One gentlemen I spoke to apologized for stealing our films and explained to me that he had no issues in paying for our films on the Internet, but had used a file sharing site in order to avoid his wife catching him buying porn with his credit card. This attitude of better to steal porn than get caught buying it is depressingly common in the U.K.
*Sigh* really, steal? Again, come on this is getting silly now, who was this person? Where is the evidence? Of course it DOES expose your business plan for what it is, if as you say, and lets go with that for a moment, is so embarrassed he has to COPY your film, rather than pay for it, then sending letters out to people demanding hundreds of pounds or the chance of going to court to defend themselves, ahh I see how embarrassed would they be then? Why they would far more likely pay up wouldn’t they? I mean even an innocent person would pay up for fear of being accused of watching some of the porn you produce.
As explained previously we are only pursuing those that upload, not just download, so we would never be interested in an individual that was merely just downloading. The letter asks for more information, including whether anyone other than the account holder has been given access to password protected routers. In several cases after liaising with the account holder we were able to identify the violator and cease any action against the original recipient.
Another Andrew Crossley gem, only the uploaders, not the ones who download… Well as you are well aware, you accuse people using Ali Torabis, software of using ONLY clients that can download while uploading. If I am right in thinking Torabi actually accused some people of using a Torrent client that hadn’t even been released at that time, see that is when we realized it was all a scam.

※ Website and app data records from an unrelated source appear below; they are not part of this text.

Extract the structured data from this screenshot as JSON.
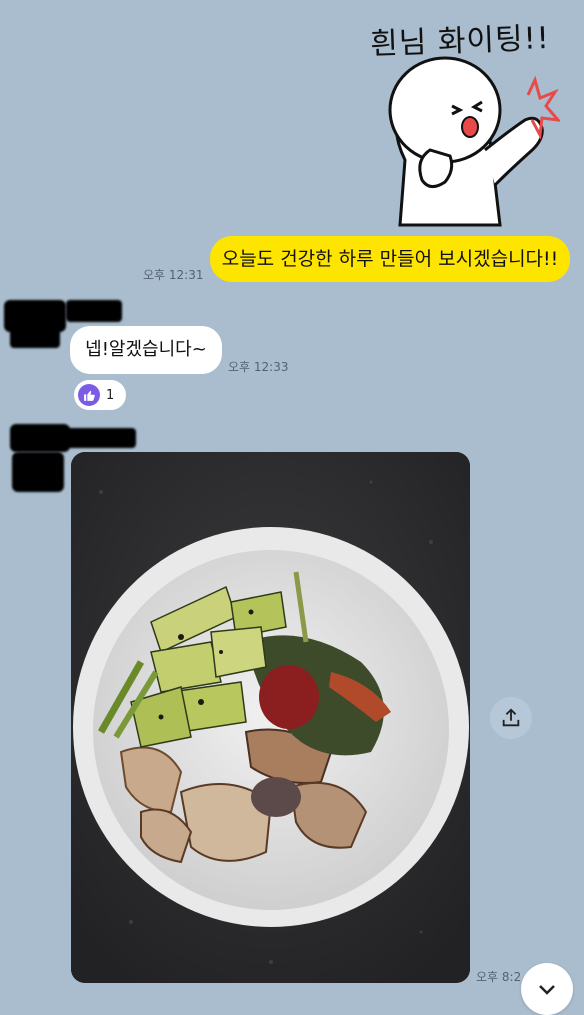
{
  "sticker": {
    "text": "흰님 화이팅!!",
    "icon": "cheering-character-sticker"
  },
  "messages": {
    "outgoing": {
      "text": "오늘도 건강한 하루 만들어 보시겠습니다!!",
      "time": "오후 12:31"
    },
    "incoming_text": {
      "text": "넵!알겠습니다~",
      "time": "오후 12:33",
      "reaction": {
        "icon": "thumbs-up-icon",
        "count": "1",
        "color": "#7c5ce5"
      }
    },
    "incoming_photo": {
      "description_icon": "food-bowl-photo",
      "time": "오후 8:2"
    }
  },
  "controls": {
    "share_icon": "share-icon",
    "scroll_icon": "chevron-down-icon"
  },
  "colors": {
    "background": "#a9bdce",
    "outgoing_bubble": "#fee500",
    "incoming_bubble": "#ffffff"
  }
}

The question of if the violator was a minor would we pursue is an interesting one, not being a solicitor I am unsure of the legal position, however from a moral perspective I believe that the responsible adult has a duty of care to control the usage of a minor when using the Internet. We had more than one case where parents discovered that their children had been infringing our copyright on file sharing networks and were grateful that we had brought this to their attention.
Another Andrew Crossley gem, wow you are really racking these up, and you say you wanted to distance yourself from your friend? There may well be an argument for parents watching their kids online, however that shouldn’t come as a false accusation which is far more likely considering the software monitor you are using. And I am sure the parents were really grateful you had bought it to their attention. Hmmm
Our letters had stated a settlement fee of £700, that for reasons I explained previously I strongly believe can be justified and were decided upon by legal counsel to our previous solicitors Tilley Bailey & Irvine. I need to have the ruling explained to me by a solicitor in the first instance before deciding on what figure we will now be seeking from those who do not wish for the matter to be pursued and are willing to commit to not re offend.
In summary I am very happy with The Hon. Justice Arnold findings and look forward to the day when we once again sell more copies of “Strictly Cum Drinking than Boxer Shorts.”
Ahh now that is not theft of part of a name of a popular BBC programme is it? How non hypocritical of you.
The interview was taken from the http://newswire.xbiz.com/view.php?id=146471 website, it is replicated here with a response from us.